Task to carry out: Look through the data below, and copy each line that carries the word "content".

The input:
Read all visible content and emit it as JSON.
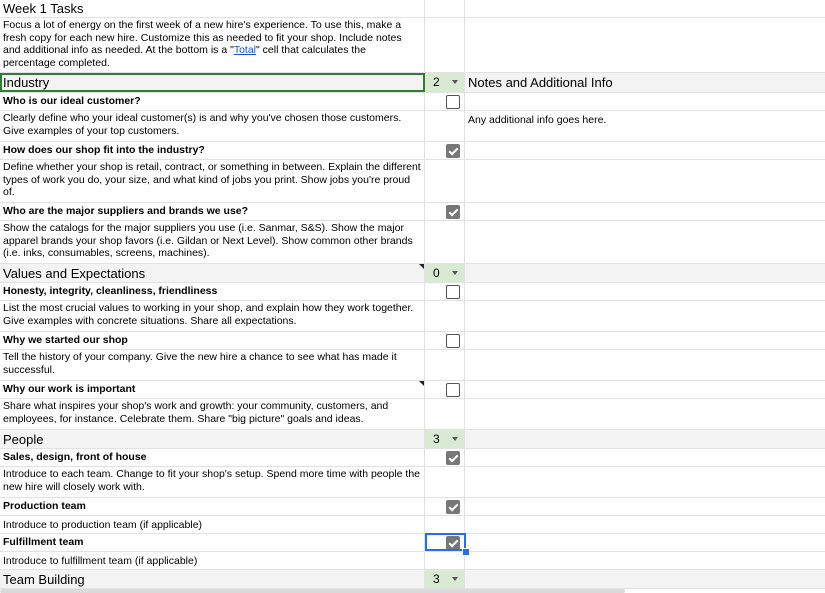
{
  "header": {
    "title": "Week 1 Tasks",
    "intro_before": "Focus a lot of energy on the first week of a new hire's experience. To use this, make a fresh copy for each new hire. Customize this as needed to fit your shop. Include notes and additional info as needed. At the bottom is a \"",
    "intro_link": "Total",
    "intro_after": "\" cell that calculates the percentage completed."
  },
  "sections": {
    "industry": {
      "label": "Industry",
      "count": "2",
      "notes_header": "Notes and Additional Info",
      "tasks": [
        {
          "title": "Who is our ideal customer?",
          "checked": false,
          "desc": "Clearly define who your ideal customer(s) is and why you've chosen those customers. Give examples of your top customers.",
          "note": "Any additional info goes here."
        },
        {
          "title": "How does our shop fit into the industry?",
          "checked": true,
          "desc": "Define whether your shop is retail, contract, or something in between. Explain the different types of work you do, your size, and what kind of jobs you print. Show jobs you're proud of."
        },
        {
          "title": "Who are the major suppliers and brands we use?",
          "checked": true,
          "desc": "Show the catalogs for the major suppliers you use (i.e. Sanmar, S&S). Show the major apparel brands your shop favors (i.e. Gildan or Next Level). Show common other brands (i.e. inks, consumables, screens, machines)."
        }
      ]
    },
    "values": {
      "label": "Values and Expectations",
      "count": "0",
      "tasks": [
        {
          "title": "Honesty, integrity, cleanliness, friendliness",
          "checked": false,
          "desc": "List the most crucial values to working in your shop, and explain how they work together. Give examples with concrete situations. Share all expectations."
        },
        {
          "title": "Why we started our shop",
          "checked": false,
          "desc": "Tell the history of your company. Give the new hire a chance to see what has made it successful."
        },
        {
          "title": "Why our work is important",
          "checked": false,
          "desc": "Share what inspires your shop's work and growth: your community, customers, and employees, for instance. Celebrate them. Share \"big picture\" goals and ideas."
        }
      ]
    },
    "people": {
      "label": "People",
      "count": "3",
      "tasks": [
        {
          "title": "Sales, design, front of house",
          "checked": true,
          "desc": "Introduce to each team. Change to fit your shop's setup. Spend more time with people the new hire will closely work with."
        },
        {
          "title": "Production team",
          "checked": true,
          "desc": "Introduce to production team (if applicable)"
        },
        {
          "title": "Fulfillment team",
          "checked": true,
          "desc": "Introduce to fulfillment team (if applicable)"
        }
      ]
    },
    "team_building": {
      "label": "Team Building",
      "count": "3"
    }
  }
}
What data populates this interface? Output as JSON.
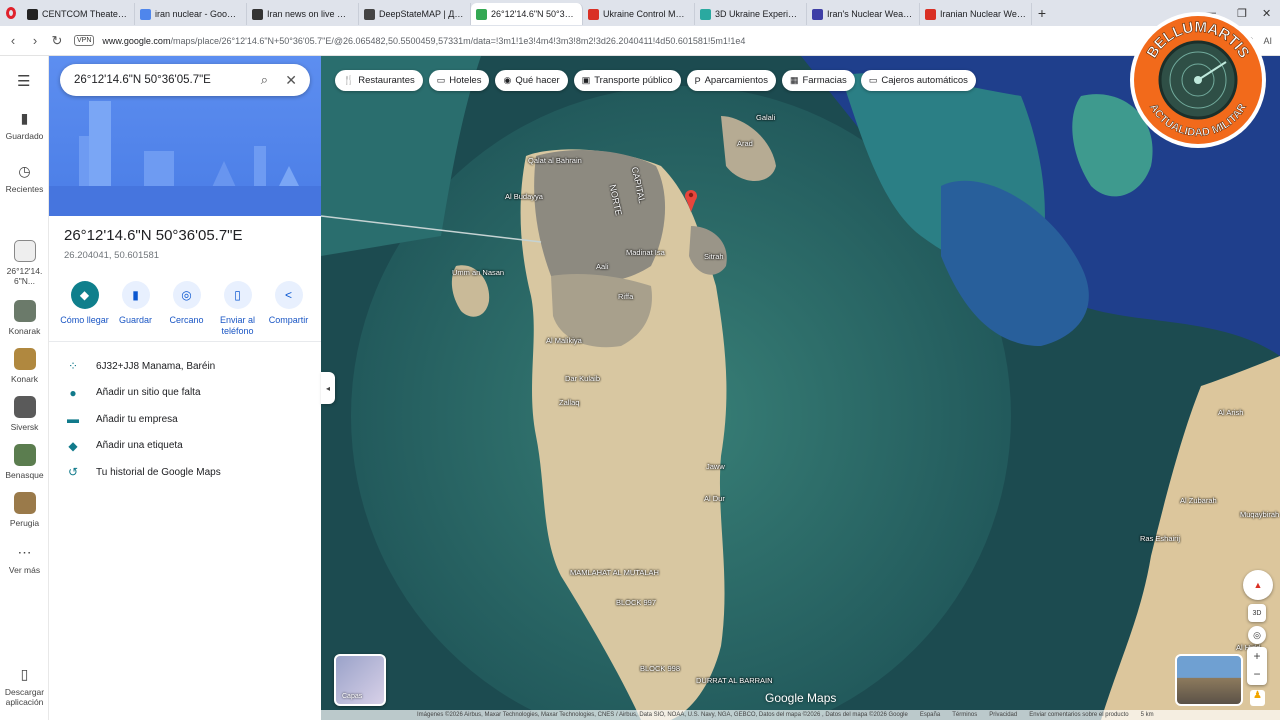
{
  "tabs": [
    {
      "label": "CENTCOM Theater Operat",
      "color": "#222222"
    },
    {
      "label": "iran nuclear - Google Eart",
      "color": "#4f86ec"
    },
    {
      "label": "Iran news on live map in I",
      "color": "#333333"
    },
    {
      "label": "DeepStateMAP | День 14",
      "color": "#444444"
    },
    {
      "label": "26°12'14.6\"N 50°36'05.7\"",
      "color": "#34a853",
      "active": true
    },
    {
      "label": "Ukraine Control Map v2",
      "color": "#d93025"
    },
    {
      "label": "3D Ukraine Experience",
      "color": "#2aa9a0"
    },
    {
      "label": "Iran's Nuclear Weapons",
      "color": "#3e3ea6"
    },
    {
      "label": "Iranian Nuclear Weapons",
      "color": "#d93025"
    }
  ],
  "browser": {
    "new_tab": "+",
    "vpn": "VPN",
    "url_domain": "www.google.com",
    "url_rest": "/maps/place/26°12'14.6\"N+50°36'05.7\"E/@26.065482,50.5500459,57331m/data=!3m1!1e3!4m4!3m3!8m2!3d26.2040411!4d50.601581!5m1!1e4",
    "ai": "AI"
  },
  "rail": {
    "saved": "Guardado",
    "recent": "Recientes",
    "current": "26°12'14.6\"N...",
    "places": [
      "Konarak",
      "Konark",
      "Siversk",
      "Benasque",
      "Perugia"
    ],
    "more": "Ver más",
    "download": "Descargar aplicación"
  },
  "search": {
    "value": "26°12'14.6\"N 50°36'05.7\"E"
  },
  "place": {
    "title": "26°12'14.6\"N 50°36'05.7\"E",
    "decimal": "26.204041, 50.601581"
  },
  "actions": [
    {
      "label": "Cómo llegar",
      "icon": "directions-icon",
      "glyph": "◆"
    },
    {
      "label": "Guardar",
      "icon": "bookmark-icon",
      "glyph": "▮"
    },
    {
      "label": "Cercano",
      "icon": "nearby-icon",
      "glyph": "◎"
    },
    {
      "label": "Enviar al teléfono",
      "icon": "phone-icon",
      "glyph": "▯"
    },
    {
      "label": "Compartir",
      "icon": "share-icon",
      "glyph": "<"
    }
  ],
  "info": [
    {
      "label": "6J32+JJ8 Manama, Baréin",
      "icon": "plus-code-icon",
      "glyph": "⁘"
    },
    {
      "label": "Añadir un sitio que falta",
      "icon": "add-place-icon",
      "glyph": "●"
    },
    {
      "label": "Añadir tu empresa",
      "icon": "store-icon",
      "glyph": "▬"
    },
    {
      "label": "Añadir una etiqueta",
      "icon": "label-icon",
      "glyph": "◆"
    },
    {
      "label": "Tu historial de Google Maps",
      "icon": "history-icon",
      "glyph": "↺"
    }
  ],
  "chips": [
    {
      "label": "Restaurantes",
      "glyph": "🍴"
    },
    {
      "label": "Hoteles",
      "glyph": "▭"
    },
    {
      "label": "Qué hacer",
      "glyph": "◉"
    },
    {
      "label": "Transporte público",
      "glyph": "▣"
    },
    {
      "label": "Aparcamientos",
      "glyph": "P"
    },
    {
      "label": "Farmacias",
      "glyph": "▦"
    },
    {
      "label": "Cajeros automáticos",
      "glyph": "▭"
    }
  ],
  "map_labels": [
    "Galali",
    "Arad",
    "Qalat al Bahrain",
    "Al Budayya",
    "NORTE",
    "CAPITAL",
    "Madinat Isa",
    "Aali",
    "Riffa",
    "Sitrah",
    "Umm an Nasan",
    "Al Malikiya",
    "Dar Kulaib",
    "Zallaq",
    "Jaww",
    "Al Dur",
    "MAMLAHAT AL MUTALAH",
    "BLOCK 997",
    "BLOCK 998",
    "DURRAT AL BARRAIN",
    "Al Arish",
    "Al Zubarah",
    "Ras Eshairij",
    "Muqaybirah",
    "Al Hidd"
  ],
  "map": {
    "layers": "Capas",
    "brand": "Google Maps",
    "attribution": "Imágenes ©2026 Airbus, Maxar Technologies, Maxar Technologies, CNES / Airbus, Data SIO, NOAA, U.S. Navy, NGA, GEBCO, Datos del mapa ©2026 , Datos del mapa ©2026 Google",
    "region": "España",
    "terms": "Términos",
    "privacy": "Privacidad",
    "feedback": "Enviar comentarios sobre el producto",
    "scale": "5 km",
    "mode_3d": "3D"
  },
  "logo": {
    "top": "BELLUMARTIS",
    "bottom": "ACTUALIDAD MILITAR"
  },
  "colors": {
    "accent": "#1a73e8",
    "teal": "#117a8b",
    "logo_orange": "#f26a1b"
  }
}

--

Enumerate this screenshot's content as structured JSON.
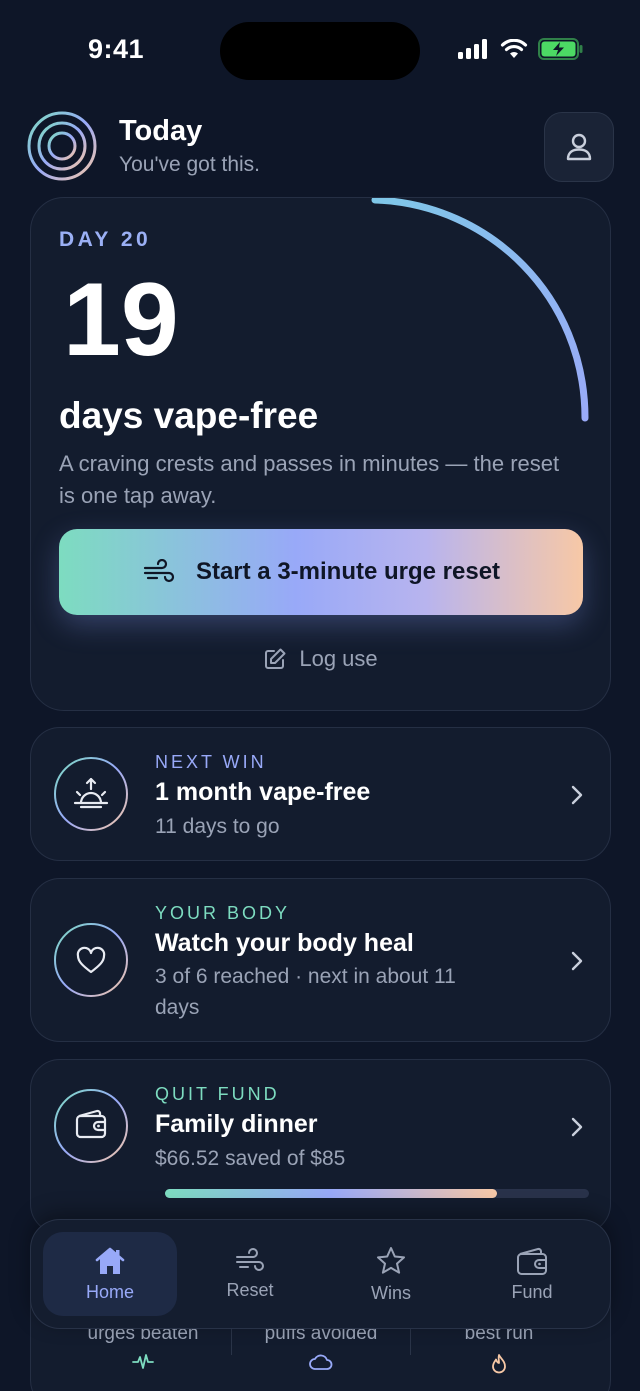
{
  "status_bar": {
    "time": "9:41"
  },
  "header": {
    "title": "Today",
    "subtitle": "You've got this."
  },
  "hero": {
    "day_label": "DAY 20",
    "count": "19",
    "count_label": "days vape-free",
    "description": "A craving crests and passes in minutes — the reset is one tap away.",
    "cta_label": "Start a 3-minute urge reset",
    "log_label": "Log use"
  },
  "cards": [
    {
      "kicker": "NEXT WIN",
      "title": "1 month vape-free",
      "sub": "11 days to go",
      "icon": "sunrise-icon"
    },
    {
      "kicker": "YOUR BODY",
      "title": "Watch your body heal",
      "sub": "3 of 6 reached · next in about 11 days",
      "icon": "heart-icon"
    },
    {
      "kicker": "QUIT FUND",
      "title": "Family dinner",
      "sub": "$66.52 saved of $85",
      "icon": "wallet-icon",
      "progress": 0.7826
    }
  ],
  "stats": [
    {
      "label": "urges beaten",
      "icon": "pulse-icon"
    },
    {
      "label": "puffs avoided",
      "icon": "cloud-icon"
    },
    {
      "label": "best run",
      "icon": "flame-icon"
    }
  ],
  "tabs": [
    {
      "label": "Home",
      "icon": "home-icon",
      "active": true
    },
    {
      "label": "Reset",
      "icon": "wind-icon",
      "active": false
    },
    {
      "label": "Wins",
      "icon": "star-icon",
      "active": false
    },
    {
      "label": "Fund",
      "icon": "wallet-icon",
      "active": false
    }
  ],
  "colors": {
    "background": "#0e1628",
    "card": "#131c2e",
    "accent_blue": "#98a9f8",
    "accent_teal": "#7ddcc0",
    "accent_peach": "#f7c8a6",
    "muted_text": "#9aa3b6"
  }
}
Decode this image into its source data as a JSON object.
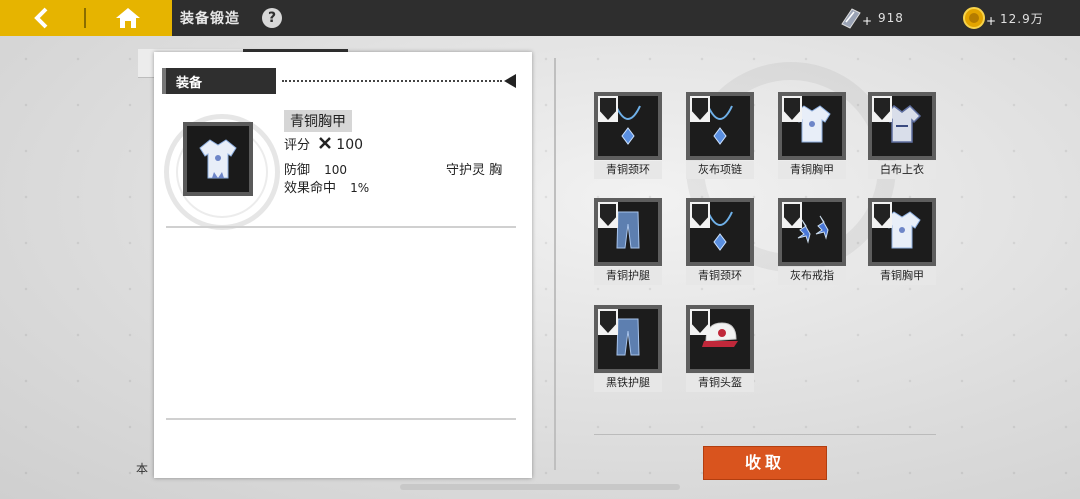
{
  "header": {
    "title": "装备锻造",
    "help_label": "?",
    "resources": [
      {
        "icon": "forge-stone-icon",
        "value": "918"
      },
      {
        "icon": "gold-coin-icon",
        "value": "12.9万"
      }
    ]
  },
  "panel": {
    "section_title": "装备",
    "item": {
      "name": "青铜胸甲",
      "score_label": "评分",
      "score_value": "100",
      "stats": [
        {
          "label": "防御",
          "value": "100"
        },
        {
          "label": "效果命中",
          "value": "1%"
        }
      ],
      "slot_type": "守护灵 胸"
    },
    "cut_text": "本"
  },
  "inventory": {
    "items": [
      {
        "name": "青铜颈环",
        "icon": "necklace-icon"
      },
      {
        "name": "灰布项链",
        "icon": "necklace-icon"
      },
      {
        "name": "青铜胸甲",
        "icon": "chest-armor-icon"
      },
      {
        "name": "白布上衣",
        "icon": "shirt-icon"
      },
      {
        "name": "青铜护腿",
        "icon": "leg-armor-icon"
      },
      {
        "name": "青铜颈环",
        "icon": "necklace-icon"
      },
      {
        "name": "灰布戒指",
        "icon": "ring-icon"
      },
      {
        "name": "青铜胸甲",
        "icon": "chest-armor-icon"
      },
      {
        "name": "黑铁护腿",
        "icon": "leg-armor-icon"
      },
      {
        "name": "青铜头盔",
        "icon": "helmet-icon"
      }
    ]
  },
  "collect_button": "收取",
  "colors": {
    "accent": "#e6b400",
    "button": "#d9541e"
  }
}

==

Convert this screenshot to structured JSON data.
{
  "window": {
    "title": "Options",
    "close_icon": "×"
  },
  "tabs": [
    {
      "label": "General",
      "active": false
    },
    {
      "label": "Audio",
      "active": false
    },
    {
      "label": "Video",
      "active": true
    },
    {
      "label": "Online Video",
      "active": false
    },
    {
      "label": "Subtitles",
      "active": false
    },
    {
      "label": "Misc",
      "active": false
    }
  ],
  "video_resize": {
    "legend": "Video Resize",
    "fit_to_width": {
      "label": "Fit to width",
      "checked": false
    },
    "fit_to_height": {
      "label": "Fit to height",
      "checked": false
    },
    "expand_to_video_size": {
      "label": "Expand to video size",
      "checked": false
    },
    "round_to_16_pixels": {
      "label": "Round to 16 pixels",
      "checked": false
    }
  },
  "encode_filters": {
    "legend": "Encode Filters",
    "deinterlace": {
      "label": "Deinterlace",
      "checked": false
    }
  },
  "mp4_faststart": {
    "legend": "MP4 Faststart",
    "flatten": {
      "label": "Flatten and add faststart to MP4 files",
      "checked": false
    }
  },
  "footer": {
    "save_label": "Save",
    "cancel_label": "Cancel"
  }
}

Written response:
Read all visible content and emit it as JSON.
Enumerate this screenshot's content as structured JSON.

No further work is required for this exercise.